There is no consistent relationship between the duration of war and the deployment of peacekeepers. Enforcement missions (and non-UN missions) are significantly less likely in long wars, while other types of missions are more likely after long conflicts.33
UN peacekeeping in general seems to be more likely when there are three or more factions in the fight than in simpler two-way conflicts, particularly after the Cold War, but when we look by mission type (in Table 4), this appears to be driven entirely by Chapter VII enforcement missions. In every enforcement case there were at least three parties to the conflict.34 For consent-based forms of intervention, more factions make peacekeeping less likely.
Since 1989, the UN has been less likely to send peacekeepers to states with a high dependence on primary commodity exports. However, this finding is not consistent across different types of missions, or for non-UN intervention which is, if anything, more likely in such states.35 During the Cold War levels of development (or at least of the electricity consumption proxy) were positively associated with the probability of peacekeeping, but this relationship drops away after the Cold War.
Higher levels of peacekeeping, particularly multidimensional peacekeeping, and non-UN peacekeeping are more likely in countries with higher levels of democracy before the war, but observer missions appear to be less likely in democracies.
Peacekeepers are much less likely to be deployed to states that have large armies. It is no surprise, of course that peacekeepers have not been deployed to civil wars within China or Russia, but this relationship is not simply a reflection of Security Council membership. Non-Council members with relatively large armies, such as Nigeria, Mexico, India, the Philippines have all resisted peacekeeping in their own civil wars, even as they have participated in them elsewhere. The only peacekeeping in a country with a larger than average army (for those that experience civil war) is the enforcement mission in Iraq, an exception that proves the rule.36
The answer to the question where do peacekeepers get sent is quite complicated. It depends on whether we are talking about UN peacekeeping or missions by other actors, and it depends on what type of peacekeeping we are interested in. In several respects, it appears that consent-based peacekeepers tend to get sent to the hard cases rather than the easy ones. Peace is generally more stable after decisive victories than after wars that end in a tie, and peacekeepers are usually deployed where there was no clear winner in the war. Moreover, peacekeepers are no more likely to deploy when belligerents have signaled their will for peace in a formal treaty. If renewed conflict is less likely in states with large armies, a hypothesis I will examine below, the fact that peacekeepers tend to shy away from militarily strong states also strengthens the conclusion that peacekeepers go where they are most needed rather than where peace is easy to keep in any case.

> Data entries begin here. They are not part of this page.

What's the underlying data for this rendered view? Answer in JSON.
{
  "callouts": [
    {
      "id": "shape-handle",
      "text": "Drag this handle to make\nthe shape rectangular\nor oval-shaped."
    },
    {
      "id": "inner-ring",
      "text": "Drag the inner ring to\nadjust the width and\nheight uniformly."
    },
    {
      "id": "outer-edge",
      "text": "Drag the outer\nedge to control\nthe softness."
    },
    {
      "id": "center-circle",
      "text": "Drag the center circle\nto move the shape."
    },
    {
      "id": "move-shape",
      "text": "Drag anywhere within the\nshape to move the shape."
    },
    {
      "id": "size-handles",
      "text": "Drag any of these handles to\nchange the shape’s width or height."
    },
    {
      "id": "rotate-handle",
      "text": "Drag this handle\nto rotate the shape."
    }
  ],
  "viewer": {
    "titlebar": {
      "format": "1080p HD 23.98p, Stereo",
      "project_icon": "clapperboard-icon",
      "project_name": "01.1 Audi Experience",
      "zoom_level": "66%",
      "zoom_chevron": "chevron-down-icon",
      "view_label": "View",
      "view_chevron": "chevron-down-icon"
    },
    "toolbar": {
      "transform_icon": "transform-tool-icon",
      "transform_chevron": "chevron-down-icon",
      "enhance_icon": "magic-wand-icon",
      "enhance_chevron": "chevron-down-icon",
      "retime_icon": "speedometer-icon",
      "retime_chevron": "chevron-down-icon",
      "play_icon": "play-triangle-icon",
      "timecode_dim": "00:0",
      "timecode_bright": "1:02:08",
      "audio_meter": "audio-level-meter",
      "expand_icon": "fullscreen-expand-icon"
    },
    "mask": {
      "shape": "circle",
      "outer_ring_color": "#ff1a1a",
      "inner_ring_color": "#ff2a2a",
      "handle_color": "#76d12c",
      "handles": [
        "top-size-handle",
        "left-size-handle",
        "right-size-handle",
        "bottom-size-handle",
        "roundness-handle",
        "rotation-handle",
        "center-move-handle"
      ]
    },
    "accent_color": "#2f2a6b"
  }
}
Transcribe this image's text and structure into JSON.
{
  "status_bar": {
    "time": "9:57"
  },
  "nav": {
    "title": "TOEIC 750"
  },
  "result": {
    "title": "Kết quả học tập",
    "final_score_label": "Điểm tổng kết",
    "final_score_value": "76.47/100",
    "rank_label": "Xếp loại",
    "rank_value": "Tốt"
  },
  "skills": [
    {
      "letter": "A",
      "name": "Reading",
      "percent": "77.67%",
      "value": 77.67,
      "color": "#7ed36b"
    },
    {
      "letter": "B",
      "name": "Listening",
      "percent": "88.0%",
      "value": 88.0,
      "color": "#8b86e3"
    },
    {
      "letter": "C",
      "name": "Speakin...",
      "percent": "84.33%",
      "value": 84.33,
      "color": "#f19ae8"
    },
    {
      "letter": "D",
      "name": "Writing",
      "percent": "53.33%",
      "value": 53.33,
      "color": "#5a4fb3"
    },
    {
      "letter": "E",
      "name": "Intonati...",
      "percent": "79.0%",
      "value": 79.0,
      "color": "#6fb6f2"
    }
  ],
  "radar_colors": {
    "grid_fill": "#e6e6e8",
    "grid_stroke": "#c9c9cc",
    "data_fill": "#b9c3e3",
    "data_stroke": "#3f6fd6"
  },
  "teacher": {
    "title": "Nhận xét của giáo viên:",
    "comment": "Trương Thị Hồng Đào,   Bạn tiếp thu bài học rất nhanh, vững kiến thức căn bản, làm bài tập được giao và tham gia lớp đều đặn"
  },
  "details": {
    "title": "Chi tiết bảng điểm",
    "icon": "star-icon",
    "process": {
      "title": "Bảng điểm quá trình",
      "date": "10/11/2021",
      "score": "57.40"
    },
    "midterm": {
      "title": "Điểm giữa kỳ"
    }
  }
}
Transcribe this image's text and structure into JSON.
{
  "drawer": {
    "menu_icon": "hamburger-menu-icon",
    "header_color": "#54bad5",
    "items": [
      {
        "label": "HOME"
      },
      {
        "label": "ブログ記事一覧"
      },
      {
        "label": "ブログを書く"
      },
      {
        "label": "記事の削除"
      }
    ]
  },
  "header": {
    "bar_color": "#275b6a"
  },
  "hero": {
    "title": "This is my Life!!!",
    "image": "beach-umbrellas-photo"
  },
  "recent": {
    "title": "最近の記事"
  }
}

But this may be offset somewhat by the tendency of consent-based missions to avoid many sided fights and countries with high levels of primary commodity exports, if peace is in fact harder to keep under these conditions.37